▶ **YOUR INSTRUCTIONS**:
From the entries that follow, report every line in which "vocaux" occurs.

▶ **RECORDS TO USE**:
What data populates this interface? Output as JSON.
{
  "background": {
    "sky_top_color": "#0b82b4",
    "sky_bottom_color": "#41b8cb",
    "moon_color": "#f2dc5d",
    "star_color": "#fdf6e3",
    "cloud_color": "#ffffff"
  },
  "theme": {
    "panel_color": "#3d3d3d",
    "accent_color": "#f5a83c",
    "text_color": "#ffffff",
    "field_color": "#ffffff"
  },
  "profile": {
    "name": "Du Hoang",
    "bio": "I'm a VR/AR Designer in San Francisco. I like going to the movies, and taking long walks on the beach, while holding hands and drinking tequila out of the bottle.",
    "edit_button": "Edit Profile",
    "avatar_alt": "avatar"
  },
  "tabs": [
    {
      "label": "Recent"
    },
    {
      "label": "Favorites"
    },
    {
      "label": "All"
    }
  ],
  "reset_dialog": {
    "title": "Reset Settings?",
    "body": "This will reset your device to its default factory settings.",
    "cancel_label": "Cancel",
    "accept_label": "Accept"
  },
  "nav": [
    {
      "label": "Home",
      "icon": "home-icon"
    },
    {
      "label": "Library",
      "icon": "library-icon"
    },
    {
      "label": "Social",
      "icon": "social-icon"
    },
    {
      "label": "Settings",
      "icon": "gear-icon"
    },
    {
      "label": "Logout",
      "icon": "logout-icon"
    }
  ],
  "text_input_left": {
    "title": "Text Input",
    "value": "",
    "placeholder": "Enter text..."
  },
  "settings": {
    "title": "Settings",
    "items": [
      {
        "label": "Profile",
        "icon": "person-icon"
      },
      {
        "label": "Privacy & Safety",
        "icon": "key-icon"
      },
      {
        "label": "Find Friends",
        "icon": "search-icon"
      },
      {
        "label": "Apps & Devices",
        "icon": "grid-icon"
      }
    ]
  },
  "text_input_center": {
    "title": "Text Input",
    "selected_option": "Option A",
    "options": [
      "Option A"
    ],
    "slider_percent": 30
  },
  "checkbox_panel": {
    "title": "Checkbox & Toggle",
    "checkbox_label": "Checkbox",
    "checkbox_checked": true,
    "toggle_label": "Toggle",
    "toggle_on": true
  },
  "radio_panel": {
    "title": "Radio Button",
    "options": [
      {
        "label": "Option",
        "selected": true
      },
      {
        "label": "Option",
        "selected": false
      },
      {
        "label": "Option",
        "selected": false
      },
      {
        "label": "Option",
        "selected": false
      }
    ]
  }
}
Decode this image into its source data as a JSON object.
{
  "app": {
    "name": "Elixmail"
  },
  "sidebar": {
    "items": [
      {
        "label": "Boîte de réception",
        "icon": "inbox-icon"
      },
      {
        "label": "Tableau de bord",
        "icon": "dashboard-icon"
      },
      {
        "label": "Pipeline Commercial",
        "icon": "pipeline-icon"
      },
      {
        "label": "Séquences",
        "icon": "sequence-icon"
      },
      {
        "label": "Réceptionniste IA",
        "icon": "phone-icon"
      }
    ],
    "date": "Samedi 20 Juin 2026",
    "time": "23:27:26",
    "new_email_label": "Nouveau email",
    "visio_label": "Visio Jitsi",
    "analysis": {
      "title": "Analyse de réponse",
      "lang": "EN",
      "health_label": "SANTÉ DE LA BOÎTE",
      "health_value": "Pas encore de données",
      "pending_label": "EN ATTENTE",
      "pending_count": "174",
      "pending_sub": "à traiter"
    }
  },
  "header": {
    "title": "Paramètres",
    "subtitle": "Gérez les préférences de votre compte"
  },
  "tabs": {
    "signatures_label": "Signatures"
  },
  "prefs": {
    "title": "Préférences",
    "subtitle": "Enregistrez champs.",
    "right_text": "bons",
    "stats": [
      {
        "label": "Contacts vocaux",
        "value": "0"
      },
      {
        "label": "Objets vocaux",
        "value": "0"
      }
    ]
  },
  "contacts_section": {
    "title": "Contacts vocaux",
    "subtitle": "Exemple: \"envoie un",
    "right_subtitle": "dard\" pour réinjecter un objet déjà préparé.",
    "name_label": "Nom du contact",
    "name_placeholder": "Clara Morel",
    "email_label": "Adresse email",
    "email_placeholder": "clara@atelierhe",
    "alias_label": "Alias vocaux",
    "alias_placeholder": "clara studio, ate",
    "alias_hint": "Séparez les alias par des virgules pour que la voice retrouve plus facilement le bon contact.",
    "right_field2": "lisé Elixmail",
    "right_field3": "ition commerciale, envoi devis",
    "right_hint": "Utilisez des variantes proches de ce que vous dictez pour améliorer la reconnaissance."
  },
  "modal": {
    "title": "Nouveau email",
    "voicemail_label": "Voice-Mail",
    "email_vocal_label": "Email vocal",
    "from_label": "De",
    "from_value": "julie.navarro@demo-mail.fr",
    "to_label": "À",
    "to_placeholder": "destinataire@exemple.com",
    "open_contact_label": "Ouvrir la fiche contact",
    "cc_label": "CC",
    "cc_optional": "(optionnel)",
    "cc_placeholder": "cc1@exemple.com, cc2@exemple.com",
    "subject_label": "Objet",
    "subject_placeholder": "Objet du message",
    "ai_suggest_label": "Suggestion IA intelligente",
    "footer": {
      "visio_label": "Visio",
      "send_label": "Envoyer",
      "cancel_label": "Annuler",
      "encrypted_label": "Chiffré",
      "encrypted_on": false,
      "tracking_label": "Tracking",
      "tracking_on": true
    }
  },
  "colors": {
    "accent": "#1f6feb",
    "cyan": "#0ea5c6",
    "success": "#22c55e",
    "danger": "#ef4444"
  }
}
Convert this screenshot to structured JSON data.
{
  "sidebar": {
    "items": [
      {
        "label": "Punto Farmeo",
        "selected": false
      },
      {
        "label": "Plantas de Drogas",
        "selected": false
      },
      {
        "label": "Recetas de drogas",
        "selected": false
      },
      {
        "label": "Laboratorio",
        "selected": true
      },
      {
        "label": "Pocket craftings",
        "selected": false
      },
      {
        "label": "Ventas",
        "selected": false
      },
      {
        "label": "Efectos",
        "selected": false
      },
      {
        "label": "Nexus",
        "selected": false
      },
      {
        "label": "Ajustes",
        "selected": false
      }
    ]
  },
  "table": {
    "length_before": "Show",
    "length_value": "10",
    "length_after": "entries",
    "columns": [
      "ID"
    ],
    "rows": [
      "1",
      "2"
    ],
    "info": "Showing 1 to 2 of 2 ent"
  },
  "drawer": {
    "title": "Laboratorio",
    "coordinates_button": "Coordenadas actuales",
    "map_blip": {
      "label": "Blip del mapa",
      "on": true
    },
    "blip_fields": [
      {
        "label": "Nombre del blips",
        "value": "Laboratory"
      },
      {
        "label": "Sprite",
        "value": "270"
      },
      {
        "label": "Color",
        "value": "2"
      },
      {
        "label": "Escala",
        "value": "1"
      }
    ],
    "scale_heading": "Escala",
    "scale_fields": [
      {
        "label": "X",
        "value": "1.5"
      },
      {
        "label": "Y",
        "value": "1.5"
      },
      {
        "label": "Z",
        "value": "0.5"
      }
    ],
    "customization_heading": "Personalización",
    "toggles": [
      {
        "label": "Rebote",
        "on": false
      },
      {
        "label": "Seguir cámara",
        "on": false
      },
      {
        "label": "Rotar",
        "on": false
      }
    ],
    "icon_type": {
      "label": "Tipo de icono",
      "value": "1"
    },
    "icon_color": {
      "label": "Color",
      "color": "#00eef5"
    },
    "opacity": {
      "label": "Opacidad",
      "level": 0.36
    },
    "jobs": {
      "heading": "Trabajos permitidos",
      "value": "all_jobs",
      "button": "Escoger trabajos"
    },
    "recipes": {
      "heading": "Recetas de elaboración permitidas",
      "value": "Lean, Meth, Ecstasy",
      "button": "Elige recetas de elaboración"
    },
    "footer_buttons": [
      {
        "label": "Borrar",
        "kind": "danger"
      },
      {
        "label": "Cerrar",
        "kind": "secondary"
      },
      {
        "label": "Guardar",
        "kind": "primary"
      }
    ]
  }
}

▶ **WRITTEN ANSWER**:
        "label": "Contacts vocaux",
        "label": "Objets vocaux",
    "title": "Contacts vocaux",
    "alias_label": "Alias vocaux",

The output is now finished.